In the most recent Republican debate on CNN, Marco Rubio went after Donald Trump over something called "Trump University," which I suspect most people have never heard of. Someone might be forgiven for thinking it was something like Harvard University on a lesser scale, an institution of higher learning named for a generous benefactor. Actually, it was a lot closer to those get-rich-through-real-estate seminars you see advertised overnight on television. Here are a few news articles about it. (You can find plenty more with a web search.)
- CBS News: "Trump University under renewed scrutiny after GOP debate"
- CNN: "Trump University fraud case becomes campaign issue at GOP debate"
- CNN: "Trump University fraud claims follow Donald Trump on campaign trail"
- New York Daily News: "Trump University was ‘classic’ fraud, says prosecutor"
- The Washington Post: "Donald Trump billed his ‘University’ as a road to riches, but critics call it a fraud"
- The Daily Telegraph (London): "Donald Trump sued for fraud in California and New York"
- Time: "Trump University Was A Scam, Say Former Students: People say they paid $35,000 for next to nothing."
- The National Review: "Did Donald Trump Run a Scam University?"
- Mother Jones: "The 9 Wildest Complaints Against Trump University"
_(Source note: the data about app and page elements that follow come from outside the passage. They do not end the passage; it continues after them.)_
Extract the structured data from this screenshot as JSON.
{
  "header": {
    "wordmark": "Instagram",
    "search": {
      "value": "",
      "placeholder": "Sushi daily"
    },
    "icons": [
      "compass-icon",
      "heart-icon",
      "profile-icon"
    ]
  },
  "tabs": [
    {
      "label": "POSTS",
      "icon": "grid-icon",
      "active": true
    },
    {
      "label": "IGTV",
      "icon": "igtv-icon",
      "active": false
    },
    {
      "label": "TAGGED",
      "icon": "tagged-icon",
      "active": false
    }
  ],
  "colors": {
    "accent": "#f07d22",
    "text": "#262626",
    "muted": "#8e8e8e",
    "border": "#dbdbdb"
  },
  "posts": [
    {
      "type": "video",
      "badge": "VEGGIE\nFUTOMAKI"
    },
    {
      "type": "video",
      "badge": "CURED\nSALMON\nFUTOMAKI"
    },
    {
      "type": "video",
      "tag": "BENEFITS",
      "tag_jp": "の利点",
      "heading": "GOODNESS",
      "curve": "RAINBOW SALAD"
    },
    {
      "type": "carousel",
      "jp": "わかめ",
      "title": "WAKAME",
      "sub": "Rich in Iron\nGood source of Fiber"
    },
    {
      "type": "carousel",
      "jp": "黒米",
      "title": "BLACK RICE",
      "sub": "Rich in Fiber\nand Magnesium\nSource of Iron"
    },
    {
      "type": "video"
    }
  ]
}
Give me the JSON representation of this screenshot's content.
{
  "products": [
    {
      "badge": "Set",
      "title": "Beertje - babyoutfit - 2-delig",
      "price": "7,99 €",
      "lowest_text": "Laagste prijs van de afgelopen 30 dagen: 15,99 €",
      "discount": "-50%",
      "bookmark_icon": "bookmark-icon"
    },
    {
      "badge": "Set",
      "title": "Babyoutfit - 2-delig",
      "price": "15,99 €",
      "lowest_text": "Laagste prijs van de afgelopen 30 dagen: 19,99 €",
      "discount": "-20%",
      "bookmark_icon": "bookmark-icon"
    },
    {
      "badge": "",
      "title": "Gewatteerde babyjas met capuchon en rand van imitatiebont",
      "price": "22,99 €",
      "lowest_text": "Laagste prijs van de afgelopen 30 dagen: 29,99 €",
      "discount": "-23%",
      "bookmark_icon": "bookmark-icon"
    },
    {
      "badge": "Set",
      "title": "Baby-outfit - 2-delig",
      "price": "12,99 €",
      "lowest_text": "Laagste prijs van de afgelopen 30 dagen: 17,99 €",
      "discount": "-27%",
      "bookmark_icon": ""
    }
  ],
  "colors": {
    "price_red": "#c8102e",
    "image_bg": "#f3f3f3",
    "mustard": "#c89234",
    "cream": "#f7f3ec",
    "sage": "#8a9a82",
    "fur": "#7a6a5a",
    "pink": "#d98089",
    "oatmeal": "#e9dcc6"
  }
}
As the last article notes, a lawsuit filed by New York's attorney general alleged that Trump University "repeatedly claimed that prospective students would be taught by successful real estate 'experts' who were 'handpicked' by Donald Trump. In fact, respondents lacked substantiation for the claims that their instructors and mentors were successful real estate entrepreneurs. Not a single one was 'handpicked' by Donald Trump. Many came to Trump University from jobs having little to do with real estate investments, and some came to Trump University shortly after their real estate investing caused them to go into bankruptcy."
Another complaint: "Trump University also claimed that Donald Trump was not profiting from Trump University and founded it solely for philanthropic purposes. According to Trump University speakers, students' payments for the three-day seminars would not go to Donald Trump. In fact, Donald Trump netted about $5 million in profit."
And: "When students reached Trump University's three-day seminar, they learned that contrary to what they had been promised at the free seminars, they were not going to learn everything they needed to know to start investing. Instead they were told they had to purchase additional programs to get the help they would supposedly need -- and that they would fail if they did not continue at Trump University."
Instructors were even said to have "urged students to call their credit card companies during a break in the sessions, requesting increases to their credit limits ... Trump University even provided handouts with scripted talking points for students to use in their phone calls with credit card companies, explicitly encouraging people to falsify their current income ... Trump University misrepresentations regarding credit limits had the effect of damaging students' credit scores, contrary to the claims made at the free seminars that Trump University would help increase students' credit scores."
Keep in mind that the guy behind all this is currently the leading candidate for the Republican nomination for president.by